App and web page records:
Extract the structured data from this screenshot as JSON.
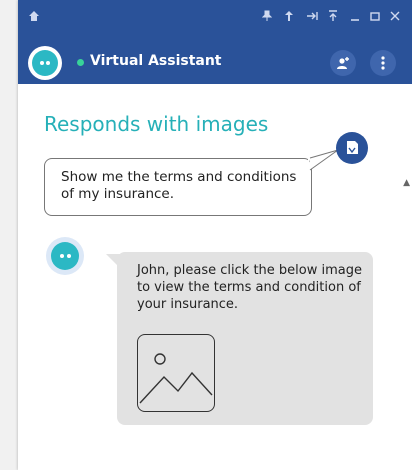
{
  "titlebar": {
    "icons": [
      "pin-icon",
      "upload-icon",
      "arrow-icon",
      "arrow-up-icon",
      "minimize-icon",
      "maximize-icon",
      "close-icon"
    ]
  },
  "header": {
    "title": "Virtual Assistant",
    "status_color": "#38d399",
    "brand_color": "#2a5299"
  },
  "chat": {
    "section_title": "Responds with images",
    "user_message": "Show me the terms and conditions of my insurance.",
    "bot_message": "John, please click the below image to view the terms and condition of your insurance."
  },
  "colors": {
    "accent": "#26b0b8",
    "bot_bubble": "#e2e2e2"
  }
}
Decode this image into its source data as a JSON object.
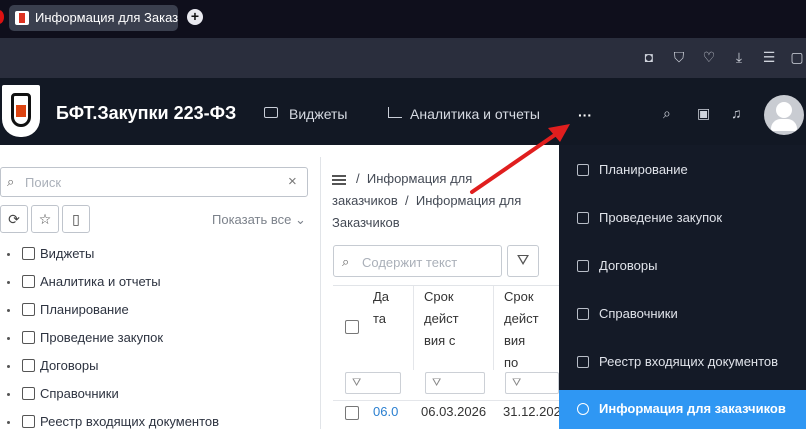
{
  "browser": {
    "tab_title": "Информация для Заказчи",
    "new_tab": "+"
  },
  "header": {
    "app_title": "БФТ.Закупки 223-ФЗ",
    "nav": [
      {
        "label": "Виджеты",
        "icon": "play-icon"
      },
      {
        "label": "Аналитика и отчеты",
        "icon": "chart-icon"
      }
    ],
    "more": "···",
    "icons": [
      "search-icon",
      "archive-icon",
      "bell-icon",
      "avatar"
    ]
  },
  "sidebar": {
    "search_placeholder": "Поиск",
    "show_all": "Показать все",
    "items": [
      {
        "label": "Виджеты"
      },
      {
        "label": "Аналитика и отчеты"
      },
      {
        "label": "Планирование"
      },
      {
        "label": "Проведение закупок"
      },
      {
        "label": "Договоры"
      },
      {
        "label": "Справочники"
      },
      {
        "label": "Реестр входящих документов"
      }
    ]
  },
  "main": {
    "breadcrumb": {
      "part1": "Информация для заказчиков",
      "separator": "/",
      "part2": "Информация для Заказчиков"
    },
    "search_placeholder": "Содержит текст",
    "table": {
      "headers": [
        "Дата",
        "Срок действия с",
        "Срок действия по"
      ],
      "header_lines": [
        [
          "Да",
          "та"
        ],
        [
          "Срок",
          "дейст",
          "вия с"
        ],
        [
          "Срок",
          "дейст",
          "вия",
          "по"
        ]
      ],
      "row": [
        "06.0",
        "06.03.2026",
        "31.12.202"
      ]
    }
  },
  "dropdown": {
    "items": [
      {
        "label": "Планирование"
      },
      {
        "label": "Проведение закупок"
      },
      {
        "label": "Договоры"
      },
      {
        "label": "Справочники"
      },
      {
        "label": "Реестр входящих документов"
      },
      {
        "label": "Информация для заказчиков"
      }
    ],
    "active_color": "#2f97f3"
  }
}
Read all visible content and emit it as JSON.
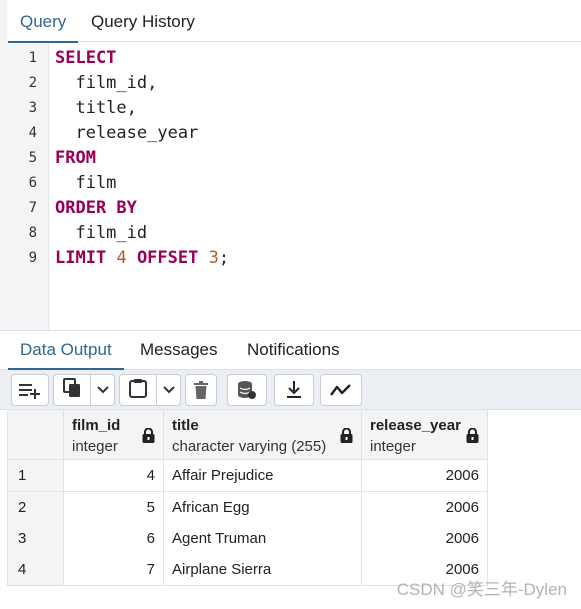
{
  "tabs": {
    "query": "Query",
    "history": "Query History"
  },
  "editor": {
    "lines": [
      {
        "n": "1",
        "tokens": [
          {
            "t": "SELECT",
            "k": "kw"
          }
        ]
      },
      {
        "n": "2",
        "tokens": [
          {
            "t": "  film_id,",
            "k": ""
          }
        ]
      },
      {
        "n": "3",
        "tokens": [
          {
            "t": "  title,",
            "k": ""
          }
        ]
      },
      {
        "n": "4",
        "tokens": [
          {
            "t": "  release_year",
            "k": ""
          }
        ]
      },
      {
        "n": "5",
        "tokens": [
          {
            "t": "FROM",
            "k": "kw"
          }
        ]
      },
      {
        "n": "6",
        "tokens": [
          {
            "t": "  film",
            "k": ""
          }
        ]
      },
      {
        "n": "7",
        "tokens": [
          {
            "t": "ORDER BY",
            "k": "kw"
          }
        ]
      },
      {
        "n": "8",
        "tokens": [
          {
            "t": "  film_id",
            "k": ""
          }
        ]
      },
      {
        "n": "9",
        "tokens": [
          {
            "t": "LIMIT",
            "k": "kw"
          },
          {
            "t": " ",
            "k": ""
          },
          {
            "t": "4",
            "k": "num"
          },
          {
            "t": " ",
            "k": ""
          },
          {
            "t": "OFFSET",
            "k": "kw"
          },
          {
            "t": " ",
            "k": ""
          },
          {
            "t": "3",
            "k": "num"
          },
          {
            "t": ";",
            "k": ""
          }
        ]
      }
    ]
  },
  "output_tabs": {
    "data_output": "Data Output",
    "messages": "Messages",
    "notifications": "Notifications"
  },
  "toolbar": {
    "icons": [
      "add-row-icon",
      "copy-icon",
      "dropdown-icon",
      "paste-icon",
      "dropdown-icon",
      "delete-icon",
      "save-data-icon",
      "download-icon",
      "graph-visualiser-icon"
    ]
  },
  "grid": {
    "columns": [
      {
        "name": "film_id",
        "type": "integer"
      },
      {
        "name": "title",
        "type": "character varying (255)"
      },
      {
        "name": "release_year",
        "type": "integer"
      }
    ],
    "rows": [
      {
        "rn": "1",
        "film_id": "4",
        "title": "Affair Prejudice",
        "release_year": "2006"
      },
      {
        "rn": "2",
        "film_id": "5",
        "title": "African Egg",
        "release_year": "2006"
      },
      {
        "rn": "3",
        "film_id": "6",
        "title": "Agent Truman",
        "release_year": "2006"
      },
      {
        "rn": "4",
        "film_id": "7",
        "title": "Airplane Sierra",
        "release_year": "2006"
      }
    ]
  },
  "watermark": "CSDN @笑三年-Dylen",
  "colors": {
    "accent": "#326690",
    "keyword": "#990055",
    "number": "#ad5f2f",
    "toolbar_bg": "#ebeef3",
    "header_bg": "#f3f4f6"
  }
}
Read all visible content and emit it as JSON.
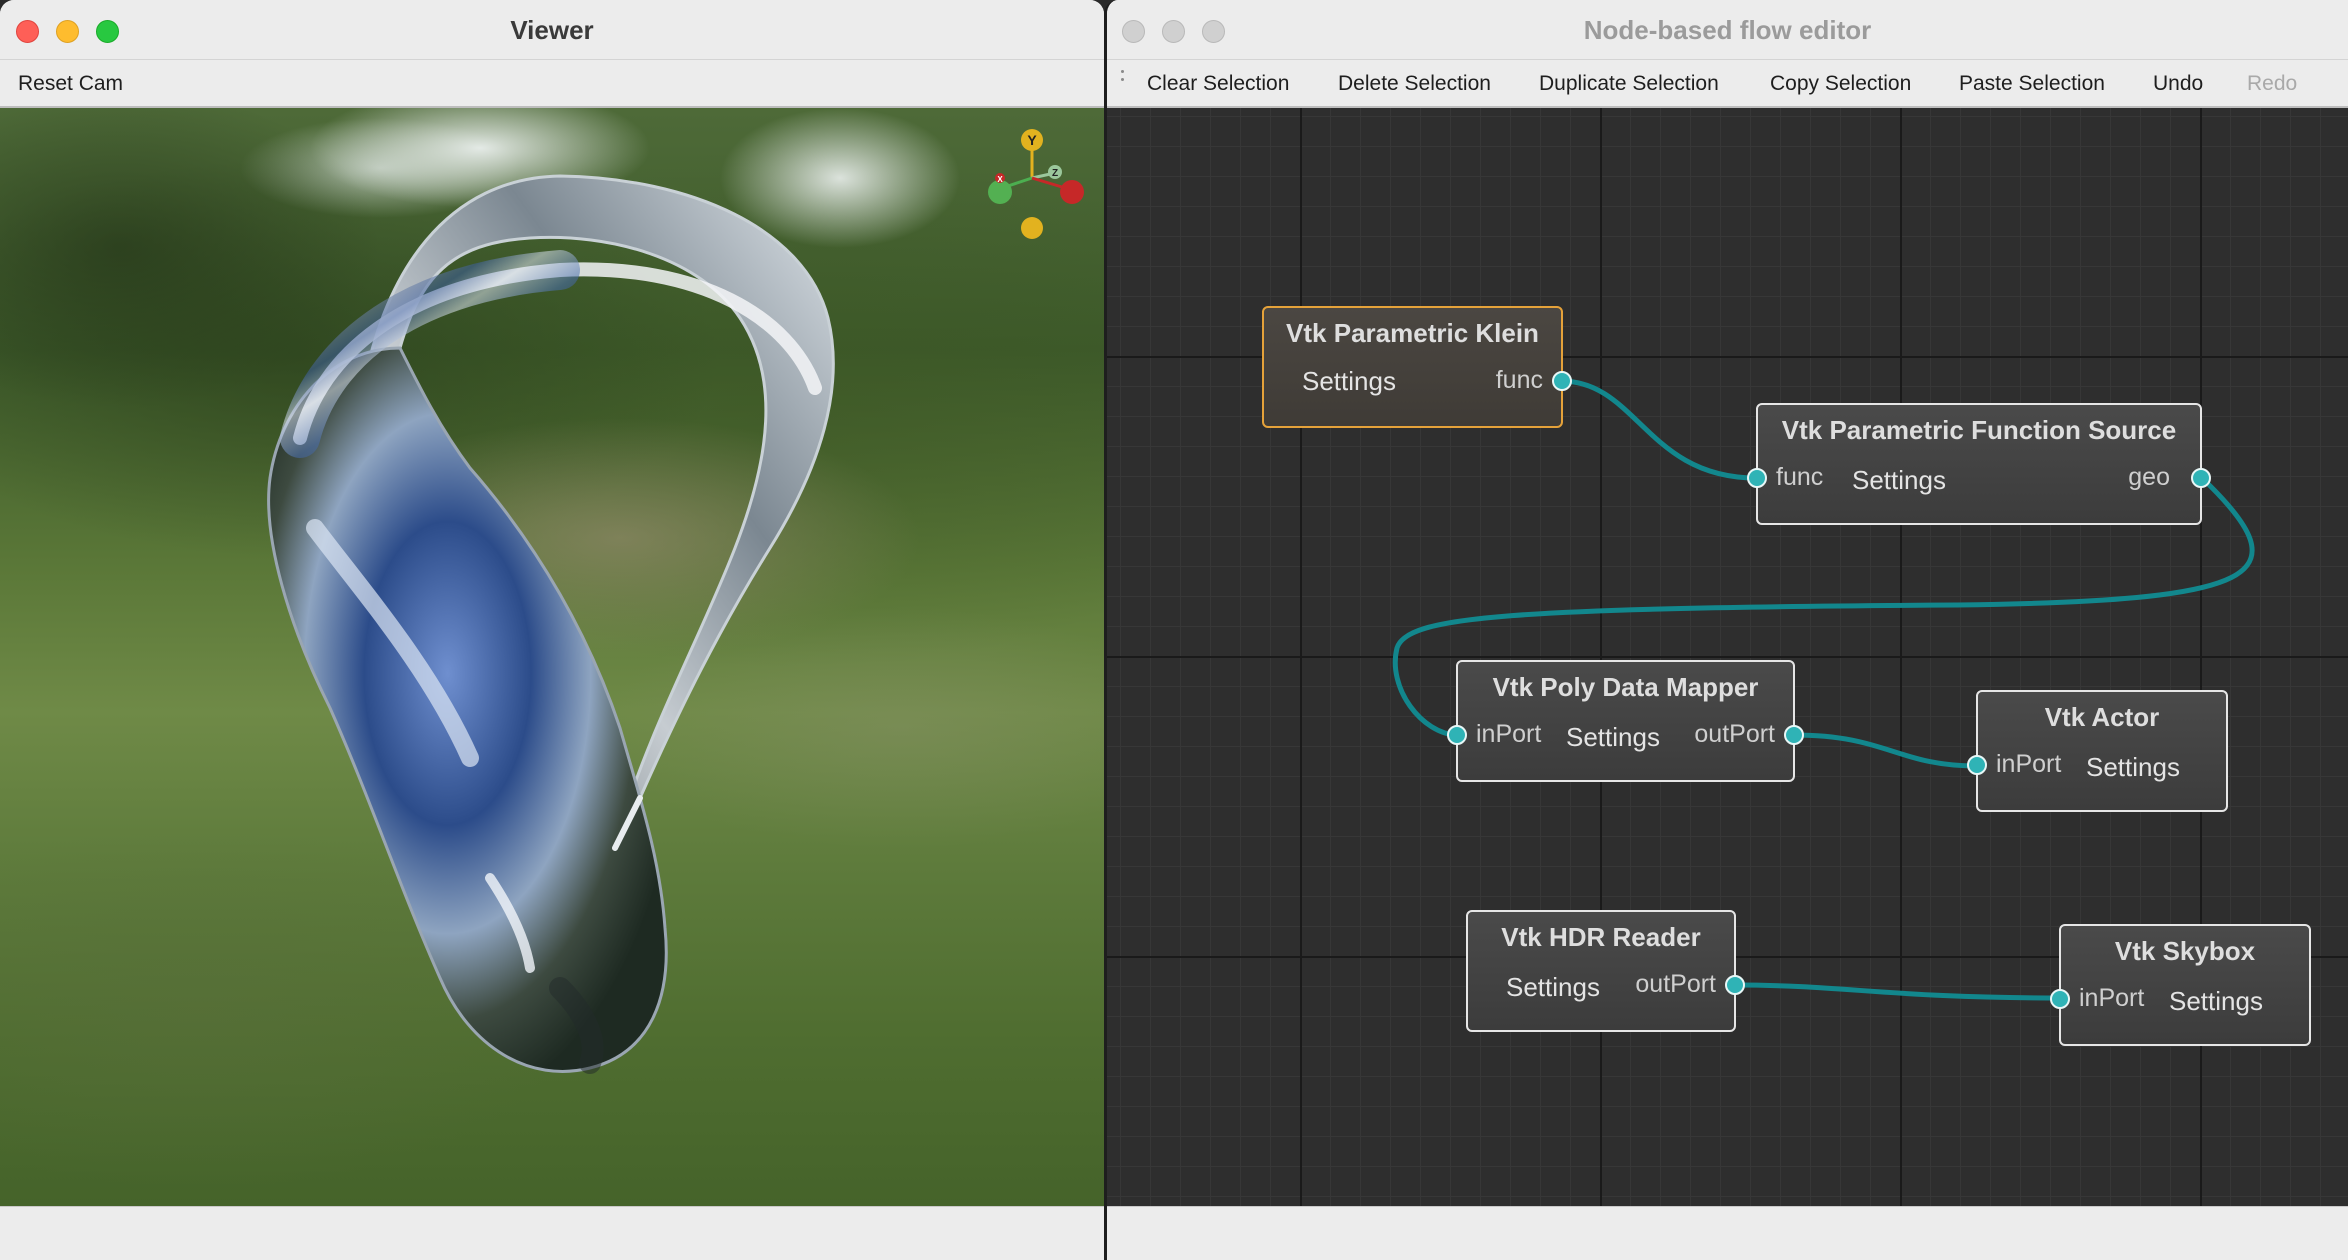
{
  "viewer": {
    "title": "Viewer",
    "toolbar": {
      "reset_cam": "Reset Cam"
    },
    "axes": {
      "y": "Y",
      "x": "X",
      "z": "Z"
    }
  },
  "flow_editor": {
    "title": "Node-based flow editor",
    "toolbar": {
      "clear": "Clear Selection",
      "delete": "Delete Selection",
      "duplicate": "Duplicate Selection",
      "copy": "Copy Selection",
      "paste": "Paste Selection",
      "undo": "Undo",
      "redo": "Redo"
    },
    "nodes": {
      "klein": {
        "title": "Vtk Parametric Klein",
        "settings": "Settings",
        "out": "func"
      },
      "pfs": {
        "title": "Vtk Parametric Function Source",
        "in": "func",
        "settings": "Settings",
        "out": "geo"
      },
      "mapper": {
        "title": "Vtk Poly Data Mapper",
        "in": "inPort",
        "settings": "Settings",
        "out": "outPort"
      },
      "actor": {
        "title": "Vtk Actor",
        "in": "inPort",
        "settings": "Settings"
      },
      "hdr": {
        "title": "Vtk HDR Reader",
        "settings": "Settings",
        "out": "outPort"
      },
      "skybox": {
        "title": "Vtk Skybox",
        "in": "inPort",
        "settings": "Settings"
      }
    }
  },
  "colors": {
    "port": "#2fb3b6",
    "wire": "#12878d",
    "selected_border": "#e5a23a",
    "traffic_red": "#fe5f57",
    "traffic_yellow": "#febc2e",
    "traffic_green": "#28c840",
    "traffic_inactive": "#c8c8c8"
  },
  "icons": [
    "close-button-icon",
    "minimize-button-icon",
    "zoom-button-icon",
    "orientation-axes-icon",
    "toolbar-grip-icon"
  ]
}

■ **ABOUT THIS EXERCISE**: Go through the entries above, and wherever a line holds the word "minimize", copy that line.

■ **SOLUTION TO THE PROBLEM**:
      "minimize-icon",
    "minimize-button-icon",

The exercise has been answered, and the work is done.